Global resource use and dietary choices
Phosphorus is a unique and critical global resource, essential for growing crops (as for nitrogen) but impossible to substitute or manufacture. The world’s main source of phosphorus fertiliser is highly concentrated geo-politically (more so than oil), and with production likely to peak this century. The use of phosphorus is influenced by changing diets in a major way, with the global growth in per capita consumption being driven by the increase in the consumption of animal products.
Why do animal products have such a disproportionate impact on resource use and waste generation? The main reason is that eating animal products is a very inefficient way of getting the dietary resources we need, including and especially protein. On average, it takes three to ten times the amount of resources to produce a unit of animal protein as it does for plant-based foods. As farming becomes more industrialised, we are feeding animals with food that we could simply eat ourselves.
As it happens, in some high-income countries, people are increasingly losing their appetite for meat and other animal products such as dairy. Consumption is plateauing and declining. Certainly a contributor to this is awareness of the health implications of the high levels of meat consumption that are the norm in rich countries. Just in the past fortnight, new US government dietary guidelines have recommended a reduction in meat consumption, explicitly linking diet to environmental impact.
However, the consumption of meat and dairy products is increasing rapidly in some emerging economies (including in South America and China), although less rapidly in others (India). This is the key driver for global growth in demand for animal products, leading to increased phosphorus use, greenhouse emissions, land clearing and biodiversity loss and health impacts.

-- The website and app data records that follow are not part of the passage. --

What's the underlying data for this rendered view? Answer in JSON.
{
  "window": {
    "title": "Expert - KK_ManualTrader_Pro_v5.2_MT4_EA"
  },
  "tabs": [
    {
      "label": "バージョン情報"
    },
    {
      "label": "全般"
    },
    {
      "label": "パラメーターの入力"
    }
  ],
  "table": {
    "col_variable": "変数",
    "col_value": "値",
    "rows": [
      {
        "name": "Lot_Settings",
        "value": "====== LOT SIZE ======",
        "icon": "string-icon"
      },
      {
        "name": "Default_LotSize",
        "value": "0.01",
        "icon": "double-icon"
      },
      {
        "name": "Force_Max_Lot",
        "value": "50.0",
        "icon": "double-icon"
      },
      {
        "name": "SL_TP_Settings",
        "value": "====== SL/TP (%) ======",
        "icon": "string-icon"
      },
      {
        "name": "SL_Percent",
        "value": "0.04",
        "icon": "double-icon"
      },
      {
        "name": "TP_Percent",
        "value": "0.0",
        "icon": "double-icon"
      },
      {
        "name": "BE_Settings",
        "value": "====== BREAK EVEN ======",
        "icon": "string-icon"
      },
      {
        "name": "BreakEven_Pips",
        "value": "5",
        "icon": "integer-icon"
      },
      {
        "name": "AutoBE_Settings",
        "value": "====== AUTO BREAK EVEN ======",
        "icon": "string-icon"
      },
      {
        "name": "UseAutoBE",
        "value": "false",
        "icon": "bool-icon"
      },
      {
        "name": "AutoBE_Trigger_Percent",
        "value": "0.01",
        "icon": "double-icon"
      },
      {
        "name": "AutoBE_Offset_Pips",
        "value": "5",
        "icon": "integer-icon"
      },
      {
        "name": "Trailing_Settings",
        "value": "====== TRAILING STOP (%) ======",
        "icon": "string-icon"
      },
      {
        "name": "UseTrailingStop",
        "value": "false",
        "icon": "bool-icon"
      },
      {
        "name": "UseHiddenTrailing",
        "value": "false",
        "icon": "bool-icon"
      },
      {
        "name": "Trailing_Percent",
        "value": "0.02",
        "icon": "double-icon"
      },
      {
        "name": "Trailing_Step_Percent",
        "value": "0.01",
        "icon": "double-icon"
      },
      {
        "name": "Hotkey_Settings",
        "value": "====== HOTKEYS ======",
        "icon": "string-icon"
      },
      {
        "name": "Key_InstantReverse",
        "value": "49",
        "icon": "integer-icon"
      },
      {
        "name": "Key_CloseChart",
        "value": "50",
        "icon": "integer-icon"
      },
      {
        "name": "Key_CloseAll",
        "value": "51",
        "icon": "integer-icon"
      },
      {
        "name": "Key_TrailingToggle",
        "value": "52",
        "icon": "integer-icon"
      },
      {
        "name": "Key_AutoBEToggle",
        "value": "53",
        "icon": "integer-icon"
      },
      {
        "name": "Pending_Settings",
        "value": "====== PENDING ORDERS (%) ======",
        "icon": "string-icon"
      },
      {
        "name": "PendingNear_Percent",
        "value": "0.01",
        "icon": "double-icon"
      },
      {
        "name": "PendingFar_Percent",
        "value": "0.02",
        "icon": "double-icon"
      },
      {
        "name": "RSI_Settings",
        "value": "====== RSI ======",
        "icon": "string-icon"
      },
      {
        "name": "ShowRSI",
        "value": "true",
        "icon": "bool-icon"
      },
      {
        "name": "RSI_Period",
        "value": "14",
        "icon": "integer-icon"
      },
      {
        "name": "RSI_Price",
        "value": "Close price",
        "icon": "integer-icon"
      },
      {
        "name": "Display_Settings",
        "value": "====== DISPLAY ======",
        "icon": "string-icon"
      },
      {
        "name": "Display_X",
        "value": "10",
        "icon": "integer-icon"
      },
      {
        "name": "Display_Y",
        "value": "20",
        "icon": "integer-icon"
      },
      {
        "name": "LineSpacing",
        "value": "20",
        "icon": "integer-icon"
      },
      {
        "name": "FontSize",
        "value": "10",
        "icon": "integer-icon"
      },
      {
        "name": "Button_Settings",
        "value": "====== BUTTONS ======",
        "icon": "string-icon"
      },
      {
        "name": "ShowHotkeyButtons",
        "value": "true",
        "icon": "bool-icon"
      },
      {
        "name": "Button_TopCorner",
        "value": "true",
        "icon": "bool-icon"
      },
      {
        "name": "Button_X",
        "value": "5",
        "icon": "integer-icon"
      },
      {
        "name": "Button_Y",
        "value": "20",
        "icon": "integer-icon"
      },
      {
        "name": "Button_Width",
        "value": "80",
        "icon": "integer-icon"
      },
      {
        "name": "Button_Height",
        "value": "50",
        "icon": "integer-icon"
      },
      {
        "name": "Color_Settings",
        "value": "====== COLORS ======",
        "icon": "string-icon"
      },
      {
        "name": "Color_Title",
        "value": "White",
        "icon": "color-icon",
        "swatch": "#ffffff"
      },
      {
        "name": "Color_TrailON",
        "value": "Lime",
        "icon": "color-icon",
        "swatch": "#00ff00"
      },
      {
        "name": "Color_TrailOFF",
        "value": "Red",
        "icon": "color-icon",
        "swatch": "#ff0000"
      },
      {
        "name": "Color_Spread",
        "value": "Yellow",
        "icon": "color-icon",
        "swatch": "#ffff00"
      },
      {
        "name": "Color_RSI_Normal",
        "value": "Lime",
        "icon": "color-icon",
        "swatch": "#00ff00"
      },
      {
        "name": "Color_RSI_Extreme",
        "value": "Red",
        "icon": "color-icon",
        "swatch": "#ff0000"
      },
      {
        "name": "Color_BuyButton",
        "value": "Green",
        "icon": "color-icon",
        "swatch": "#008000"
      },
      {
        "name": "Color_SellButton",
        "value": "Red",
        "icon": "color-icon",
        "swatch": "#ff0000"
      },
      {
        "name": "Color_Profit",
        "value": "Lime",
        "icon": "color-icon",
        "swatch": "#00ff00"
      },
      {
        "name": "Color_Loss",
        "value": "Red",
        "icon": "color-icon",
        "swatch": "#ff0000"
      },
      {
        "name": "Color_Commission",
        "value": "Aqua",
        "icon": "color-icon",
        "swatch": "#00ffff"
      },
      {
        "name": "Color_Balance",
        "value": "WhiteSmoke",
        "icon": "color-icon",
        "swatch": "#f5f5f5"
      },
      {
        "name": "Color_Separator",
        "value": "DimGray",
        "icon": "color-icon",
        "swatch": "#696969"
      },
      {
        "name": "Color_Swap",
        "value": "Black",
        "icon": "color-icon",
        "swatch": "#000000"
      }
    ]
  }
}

Ultimately this issue will require, at a global level, the kind of “contraction and convergence” approach that is being considered as a response to greenhouse gas emissions. Countries with high consumption of animal products will need to reduce their per capita consumption and give everyone the chance to converge on a globally sustainable level. In China alone, there are serious limits to that country’s ability to sustain the phosphorus throughput that would be required if meat consumption levels were to rise as projected.
The animal cruelty question
Meat is a complicated issue. Its consumption impacts on resource use (globally critical nutrients, water) and waste generation (agricultural run-off, greenhouse gas emissions), land use and biodiversity, food security, health, international development and animal cruelty. Regarding health impacts, non-communicable diseases are emerging as the largest cause of premature death, and in 2008 one in three adults in the world, a total of 1.46 billion, was obese or overweight, a 23pc increase since 1980.
Yet it is the animal cruelty dimension that generates the most heat in this debate, despite suggestions that it should not be raised. What is undeniable is that meat-eating is inefficient, involving far more plant and cereal production to create the same amount of food and thus must be a topic of debate.
The new book does not simply chronicle the problems. There are chapters that discuss the potential for modifying dietary preferences, in the interests of people and the planet. This is a vexed issue because of cultural norms, values, habits and the power of industry lobbies and marketing. The new US nutrition report starts to provide some balance here.
But the question that the book leaves us with is clear: given that it is possible to have delicious, nutritious, satisfying food without the impact of our current over-reliance on animal products, why wouldn’t we choose that?
This article was originally published on The Conversation. Read the original article.